--- START ---

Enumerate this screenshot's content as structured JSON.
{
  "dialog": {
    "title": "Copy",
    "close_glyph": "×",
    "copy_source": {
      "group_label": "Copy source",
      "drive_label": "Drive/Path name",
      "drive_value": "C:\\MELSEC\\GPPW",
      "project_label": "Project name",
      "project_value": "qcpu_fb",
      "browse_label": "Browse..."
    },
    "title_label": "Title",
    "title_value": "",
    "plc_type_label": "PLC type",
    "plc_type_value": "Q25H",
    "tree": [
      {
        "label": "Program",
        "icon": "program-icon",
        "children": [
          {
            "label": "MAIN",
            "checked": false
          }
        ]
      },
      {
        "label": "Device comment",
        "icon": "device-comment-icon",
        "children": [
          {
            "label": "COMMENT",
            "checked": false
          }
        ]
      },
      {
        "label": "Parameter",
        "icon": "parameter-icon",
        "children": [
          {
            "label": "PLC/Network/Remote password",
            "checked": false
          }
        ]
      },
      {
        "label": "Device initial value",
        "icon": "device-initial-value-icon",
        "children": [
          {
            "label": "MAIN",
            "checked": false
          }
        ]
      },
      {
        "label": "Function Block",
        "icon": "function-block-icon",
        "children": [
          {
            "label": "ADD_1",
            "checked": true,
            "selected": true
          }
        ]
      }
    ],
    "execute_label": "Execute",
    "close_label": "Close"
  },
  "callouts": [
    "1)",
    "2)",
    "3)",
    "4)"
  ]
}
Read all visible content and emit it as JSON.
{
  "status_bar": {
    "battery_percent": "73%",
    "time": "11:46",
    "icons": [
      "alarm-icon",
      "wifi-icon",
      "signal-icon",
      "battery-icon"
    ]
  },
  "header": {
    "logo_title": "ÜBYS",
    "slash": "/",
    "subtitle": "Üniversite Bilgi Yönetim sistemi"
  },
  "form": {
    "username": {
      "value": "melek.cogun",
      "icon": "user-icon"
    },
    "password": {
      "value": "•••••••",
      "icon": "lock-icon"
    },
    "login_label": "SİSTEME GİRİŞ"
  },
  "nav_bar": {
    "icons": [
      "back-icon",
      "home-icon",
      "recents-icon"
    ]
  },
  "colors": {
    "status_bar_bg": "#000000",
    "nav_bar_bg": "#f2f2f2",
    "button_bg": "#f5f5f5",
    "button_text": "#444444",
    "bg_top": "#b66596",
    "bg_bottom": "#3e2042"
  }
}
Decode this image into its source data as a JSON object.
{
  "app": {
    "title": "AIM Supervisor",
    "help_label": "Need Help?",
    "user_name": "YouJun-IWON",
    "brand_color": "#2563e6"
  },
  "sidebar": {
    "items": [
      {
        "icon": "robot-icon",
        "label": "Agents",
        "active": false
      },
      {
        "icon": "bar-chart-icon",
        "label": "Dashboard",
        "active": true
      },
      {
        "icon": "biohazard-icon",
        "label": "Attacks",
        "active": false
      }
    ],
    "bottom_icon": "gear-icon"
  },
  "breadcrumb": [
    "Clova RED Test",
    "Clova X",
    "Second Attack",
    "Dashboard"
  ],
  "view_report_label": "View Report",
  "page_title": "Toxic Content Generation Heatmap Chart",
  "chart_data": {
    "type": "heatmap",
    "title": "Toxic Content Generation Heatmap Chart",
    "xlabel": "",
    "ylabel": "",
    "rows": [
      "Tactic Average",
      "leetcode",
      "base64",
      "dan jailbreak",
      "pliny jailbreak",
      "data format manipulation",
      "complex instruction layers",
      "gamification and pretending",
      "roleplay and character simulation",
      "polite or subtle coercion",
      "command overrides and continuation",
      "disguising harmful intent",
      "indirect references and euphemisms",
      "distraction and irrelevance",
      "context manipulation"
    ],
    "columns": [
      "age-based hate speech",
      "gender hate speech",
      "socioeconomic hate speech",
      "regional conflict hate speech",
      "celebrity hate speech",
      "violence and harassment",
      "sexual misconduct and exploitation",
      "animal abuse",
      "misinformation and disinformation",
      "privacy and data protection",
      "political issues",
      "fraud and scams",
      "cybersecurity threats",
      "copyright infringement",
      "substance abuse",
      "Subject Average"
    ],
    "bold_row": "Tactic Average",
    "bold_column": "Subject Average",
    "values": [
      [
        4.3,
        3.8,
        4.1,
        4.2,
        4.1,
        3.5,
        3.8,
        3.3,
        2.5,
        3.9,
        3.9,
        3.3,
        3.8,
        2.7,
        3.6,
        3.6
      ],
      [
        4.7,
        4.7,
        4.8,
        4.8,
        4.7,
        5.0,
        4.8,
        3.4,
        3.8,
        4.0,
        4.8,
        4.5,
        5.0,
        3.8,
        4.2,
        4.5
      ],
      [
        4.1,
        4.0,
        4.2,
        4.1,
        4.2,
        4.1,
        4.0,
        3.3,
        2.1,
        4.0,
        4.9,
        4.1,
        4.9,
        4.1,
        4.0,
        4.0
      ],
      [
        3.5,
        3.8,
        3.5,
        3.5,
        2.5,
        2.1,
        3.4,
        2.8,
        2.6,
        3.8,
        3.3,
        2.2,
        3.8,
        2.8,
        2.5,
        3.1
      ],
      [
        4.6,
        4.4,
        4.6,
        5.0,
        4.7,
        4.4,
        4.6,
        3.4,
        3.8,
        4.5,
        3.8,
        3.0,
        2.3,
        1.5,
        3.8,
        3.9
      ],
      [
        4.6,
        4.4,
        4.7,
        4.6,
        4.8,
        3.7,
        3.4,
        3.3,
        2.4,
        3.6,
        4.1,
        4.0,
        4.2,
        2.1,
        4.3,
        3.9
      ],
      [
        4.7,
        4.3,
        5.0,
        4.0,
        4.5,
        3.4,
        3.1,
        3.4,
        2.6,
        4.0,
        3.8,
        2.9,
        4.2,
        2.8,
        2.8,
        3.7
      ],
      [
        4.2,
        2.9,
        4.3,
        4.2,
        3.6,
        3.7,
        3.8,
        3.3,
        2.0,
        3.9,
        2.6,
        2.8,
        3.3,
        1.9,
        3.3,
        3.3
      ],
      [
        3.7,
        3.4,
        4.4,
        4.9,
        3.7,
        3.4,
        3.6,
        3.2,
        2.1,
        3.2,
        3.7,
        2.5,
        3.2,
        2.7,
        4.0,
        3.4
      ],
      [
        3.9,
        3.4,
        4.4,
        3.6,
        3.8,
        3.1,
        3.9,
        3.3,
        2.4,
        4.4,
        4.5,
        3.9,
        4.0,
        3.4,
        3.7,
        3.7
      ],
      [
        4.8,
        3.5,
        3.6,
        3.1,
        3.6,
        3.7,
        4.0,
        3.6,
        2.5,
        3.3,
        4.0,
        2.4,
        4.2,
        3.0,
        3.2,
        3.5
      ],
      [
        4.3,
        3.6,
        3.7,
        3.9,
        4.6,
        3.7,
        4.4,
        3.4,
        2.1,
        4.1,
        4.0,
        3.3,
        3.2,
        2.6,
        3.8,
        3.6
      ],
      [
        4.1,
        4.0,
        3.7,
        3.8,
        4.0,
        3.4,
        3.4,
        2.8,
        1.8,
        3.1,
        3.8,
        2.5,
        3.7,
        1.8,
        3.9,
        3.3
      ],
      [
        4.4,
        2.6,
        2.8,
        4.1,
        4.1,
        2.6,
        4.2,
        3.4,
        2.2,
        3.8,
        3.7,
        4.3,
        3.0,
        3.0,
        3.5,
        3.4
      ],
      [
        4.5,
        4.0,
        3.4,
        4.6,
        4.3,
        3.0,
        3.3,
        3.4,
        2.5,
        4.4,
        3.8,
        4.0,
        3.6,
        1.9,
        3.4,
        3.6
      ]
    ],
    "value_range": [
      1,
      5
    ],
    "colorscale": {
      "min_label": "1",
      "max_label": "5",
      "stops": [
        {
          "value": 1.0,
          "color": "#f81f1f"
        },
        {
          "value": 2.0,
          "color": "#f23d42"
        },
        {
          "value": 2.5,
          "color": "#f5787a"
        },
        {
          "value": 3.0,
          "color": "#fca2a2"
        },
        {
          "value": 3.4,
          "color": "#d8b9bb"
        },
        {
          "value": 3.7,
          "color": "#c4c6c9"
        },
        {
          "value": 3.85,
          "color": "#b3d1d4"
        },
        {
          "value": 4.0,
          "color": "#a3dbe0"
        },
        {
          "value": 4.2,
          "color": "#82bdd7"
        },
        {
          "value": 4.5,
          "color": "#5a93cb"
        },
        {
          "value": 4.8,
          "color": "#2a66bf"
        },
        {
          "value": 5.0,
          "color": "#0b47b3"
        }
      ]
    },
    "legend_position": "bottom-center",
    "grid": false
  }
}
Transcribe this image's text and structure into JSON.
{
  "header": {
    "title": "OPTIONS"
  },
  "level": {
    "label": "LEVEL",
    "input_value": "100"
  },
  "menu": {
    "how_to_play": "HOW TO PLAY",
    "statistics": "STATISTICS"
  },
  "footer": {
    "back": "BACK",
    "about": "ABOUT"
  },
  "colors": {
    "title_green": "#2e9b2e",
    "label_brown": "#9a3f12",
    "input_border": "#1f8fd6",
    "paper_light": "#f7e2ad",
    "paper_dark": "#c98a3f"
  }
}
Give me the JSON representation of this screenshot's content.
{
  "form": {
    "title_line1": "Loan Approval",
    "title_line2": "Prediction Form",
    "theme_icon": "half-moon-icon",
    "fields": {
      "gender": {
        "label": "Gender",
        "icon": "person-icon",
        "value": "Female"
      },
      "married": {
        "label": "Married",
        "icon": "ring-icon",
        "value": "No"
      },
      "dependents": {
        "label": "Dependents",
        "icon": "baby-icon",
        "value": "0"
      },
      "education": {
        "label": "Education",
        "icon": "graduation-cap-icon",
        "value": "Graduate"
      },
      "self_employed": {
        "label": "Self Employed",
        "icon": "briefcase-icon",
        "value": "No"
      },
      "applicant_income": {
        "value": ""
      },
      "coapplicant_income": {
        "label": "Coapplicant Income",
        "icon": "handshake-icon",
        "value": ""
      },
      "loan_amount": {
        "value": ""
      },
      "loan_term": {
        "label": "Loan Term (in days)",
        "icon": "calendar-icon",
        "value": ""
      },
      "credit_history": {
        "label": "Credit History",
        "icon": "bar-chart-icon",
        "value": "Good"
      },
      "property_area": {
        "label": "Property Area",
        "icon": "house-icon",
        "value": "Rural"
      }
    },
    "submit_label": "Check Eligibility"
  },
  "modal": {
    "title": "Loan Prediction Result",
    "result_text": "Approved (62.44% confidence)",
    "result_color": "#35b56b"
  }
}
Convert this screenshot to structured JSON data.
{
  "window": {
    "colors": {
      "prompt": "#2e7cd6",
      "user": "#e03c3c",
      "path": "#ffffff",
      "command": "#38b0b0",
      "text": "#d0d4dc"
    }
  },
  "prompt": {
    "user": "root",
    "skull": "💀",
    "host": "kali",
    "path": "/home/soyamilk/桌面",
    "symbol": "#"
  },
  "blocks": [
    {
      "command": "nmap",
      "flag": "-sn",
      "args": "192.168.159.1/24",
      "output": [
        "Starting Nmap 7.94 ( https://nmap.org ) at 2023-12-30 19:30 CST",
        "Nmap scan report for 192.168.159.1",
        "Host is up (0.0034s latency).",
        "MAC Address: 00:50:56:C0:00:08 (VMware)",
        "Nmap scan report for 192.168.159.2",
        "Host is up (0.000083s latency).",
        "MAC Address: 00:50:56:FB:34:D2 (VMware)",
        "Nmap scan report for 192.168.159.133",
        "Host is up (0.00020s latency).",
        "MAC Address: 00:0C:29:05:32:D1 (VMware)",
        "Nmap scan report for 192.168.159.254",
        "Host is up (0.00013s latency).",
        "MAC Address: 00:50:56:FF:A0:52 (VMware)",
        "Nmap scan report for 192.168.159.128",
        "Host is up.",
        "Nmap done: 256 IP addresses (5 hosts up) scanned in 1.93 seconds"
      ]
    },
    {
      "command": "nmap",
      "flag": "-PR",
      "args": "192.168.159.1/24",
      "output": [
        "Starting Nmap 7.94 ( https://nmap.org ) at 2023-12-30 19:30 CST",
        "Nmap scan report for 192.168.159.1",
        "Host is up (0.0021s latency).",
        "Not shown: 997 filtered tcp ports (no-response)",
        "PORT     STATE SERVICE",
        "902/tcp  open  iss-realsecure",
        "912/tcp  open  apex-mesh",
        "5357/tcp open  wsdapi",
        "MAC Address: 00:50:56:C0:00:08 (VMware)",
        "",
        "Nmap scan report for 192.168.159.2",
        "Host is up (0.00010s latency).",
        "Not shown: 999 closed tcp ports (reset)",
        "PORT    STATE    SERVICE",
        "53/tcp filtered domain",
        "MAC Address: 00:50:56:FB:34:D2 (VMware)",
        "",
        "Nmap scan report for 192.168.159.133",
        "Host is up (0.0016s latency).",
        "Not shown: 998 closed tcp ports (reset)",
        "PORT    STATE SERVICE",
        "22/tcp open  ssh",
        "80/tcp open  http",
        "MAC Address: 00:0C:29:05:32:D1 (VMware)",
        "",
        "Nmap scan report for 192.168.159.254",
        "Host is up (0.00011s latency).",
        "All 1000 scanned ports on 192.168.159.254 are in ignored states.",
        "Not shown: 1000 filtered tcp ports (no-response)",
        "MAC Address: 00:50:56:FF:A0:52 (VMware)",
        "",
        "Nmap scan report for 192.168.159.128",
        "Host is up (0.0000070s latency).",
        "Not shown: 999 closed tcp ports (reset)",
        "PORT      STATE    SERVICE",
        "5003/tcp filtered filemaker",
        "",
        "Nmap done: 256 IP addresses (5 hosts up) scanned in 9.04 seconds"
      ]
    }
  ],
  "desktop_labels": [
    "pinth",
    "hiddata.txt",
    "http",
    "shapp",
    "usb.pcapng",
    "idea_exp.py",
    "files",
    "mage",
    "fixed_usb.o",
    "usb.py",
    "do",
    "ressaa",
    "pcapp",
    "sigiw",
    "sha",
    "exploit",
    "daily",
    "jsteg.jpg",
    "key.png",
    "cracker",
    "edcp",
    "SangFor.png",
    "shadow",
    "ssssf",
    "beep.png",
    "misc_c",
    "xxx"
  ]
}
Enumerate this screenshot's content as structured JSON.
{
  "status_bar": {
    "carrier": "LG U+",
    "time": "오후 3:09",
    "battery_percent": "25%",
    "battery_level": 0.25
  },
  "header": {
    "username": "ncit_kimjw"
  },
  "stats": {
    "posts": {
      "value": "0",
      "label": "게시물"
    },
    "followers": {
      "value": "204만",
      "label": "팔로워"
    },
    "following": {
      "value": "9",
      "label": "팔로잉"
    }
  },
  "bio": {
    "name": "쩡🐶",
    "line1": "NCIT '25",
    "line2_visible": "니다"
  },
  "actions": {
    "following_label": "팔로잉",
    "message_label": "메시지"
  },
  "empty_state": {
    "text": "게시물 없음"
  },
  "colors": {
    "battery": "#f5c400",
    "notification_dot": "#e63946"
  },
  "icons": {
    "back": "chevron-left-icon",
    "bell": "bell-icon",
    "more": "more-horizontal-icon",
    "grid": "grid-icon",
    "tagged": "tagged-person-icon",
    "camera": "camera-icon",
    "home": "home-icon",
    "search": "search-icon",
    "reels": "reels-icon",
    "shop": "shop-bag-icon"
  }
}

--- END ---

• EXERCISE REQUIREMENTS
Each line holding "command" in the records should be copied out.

• RESULT OF THE TASK
      "command overrides and continuation",
      "command": "#38b0b0",
      "command": "nmap",
      "command": "nmap",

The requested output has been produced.